plots of amaranch for years with excellent results. Russell Millsap, a
full-time attorney and part-time gardener in the Sacramento area, raised
a plot of amaranth with more success than he expected. Instead of
getting a yield of 1 1/2 to 2 ounces per plant, he got 6. Others have
found that by planting amaranch plants just ten inches apart, they can
get “incredible’ yields up to 2.3 tons per acre.



The first international seminar on amaranth was held in Chapingo,
Mexico, last October. Dr. Noel Vietmeyer, a staff member of the
National Academy of Sciences, believes it to be even more promising than
the winged bean, another crop high in nutrients being developed for use
in Third World countries.
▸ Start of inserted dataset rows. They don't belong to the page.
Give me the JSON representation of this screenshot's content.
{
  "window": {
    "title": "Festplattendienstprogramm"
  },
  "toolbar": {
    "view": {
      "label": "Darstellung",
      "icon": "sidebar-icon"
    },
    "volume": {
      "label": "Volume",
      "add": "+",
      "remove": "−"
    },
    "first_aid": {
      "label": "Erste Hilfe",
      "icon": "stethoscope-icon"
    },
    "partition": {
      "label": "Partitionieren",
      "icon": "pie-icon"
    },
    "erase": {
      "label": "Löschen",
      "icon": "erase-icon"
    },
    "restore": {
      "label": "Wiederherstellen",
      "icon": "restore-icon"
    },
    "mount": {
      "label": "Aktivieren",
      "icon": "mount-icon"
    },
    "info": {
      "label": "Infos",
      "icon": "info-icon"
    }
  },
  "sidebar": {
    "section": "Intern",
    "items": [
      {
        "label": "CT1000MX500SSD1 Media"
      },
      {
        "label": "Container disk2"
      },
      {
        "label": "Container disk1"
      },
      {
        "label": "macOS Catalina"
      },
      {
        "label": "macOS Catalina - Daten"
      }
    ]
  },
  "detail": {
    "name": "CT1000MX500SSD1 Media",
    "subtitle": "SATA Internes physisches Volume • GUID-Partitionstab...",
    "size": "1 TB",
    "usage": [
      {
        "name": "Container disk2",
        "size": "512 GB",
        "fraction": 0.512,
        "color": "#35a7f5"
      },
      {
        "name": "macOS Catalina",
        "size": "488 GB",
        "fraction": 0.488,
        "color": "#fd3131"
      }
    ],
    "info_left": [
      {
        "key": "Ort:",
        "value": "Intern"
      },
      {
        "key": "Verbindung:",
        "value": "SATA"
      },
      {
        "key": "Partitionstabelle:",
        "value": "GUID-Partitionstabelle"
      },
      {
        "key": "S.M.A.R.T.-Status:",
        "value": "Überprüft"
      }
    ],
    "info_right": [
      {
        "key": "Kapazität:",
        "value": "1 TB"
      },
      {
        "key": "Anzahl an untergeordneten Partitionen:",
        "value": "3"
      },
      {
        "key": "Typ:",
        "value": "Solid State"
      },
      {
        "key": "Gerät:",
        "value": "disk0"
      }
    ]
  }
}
Amaranth is now available through The Saturday Evening Post
Society. If you would like to try some, see page 24 for details.



Photo: Amaranth in the field looks like tall, purplish weeds. A
hardy plant, it can stand a variety of climates and soil conditions.



Photo: Amaranth cornbread (below), a tasty blend of amaranth and
high-lysine corn meal, can be baked into a loaf or served as muffins.
Buttermilk adds richness.



Photo: Amaranth fruitcake (left) has a delicious rich, nutty
flavor. Just one-fourth cup honey provides adequate sweetness and nuts
and fruits enhance the flavor. Try some on your guests and see it they
can detect the exciting amaranth flavor.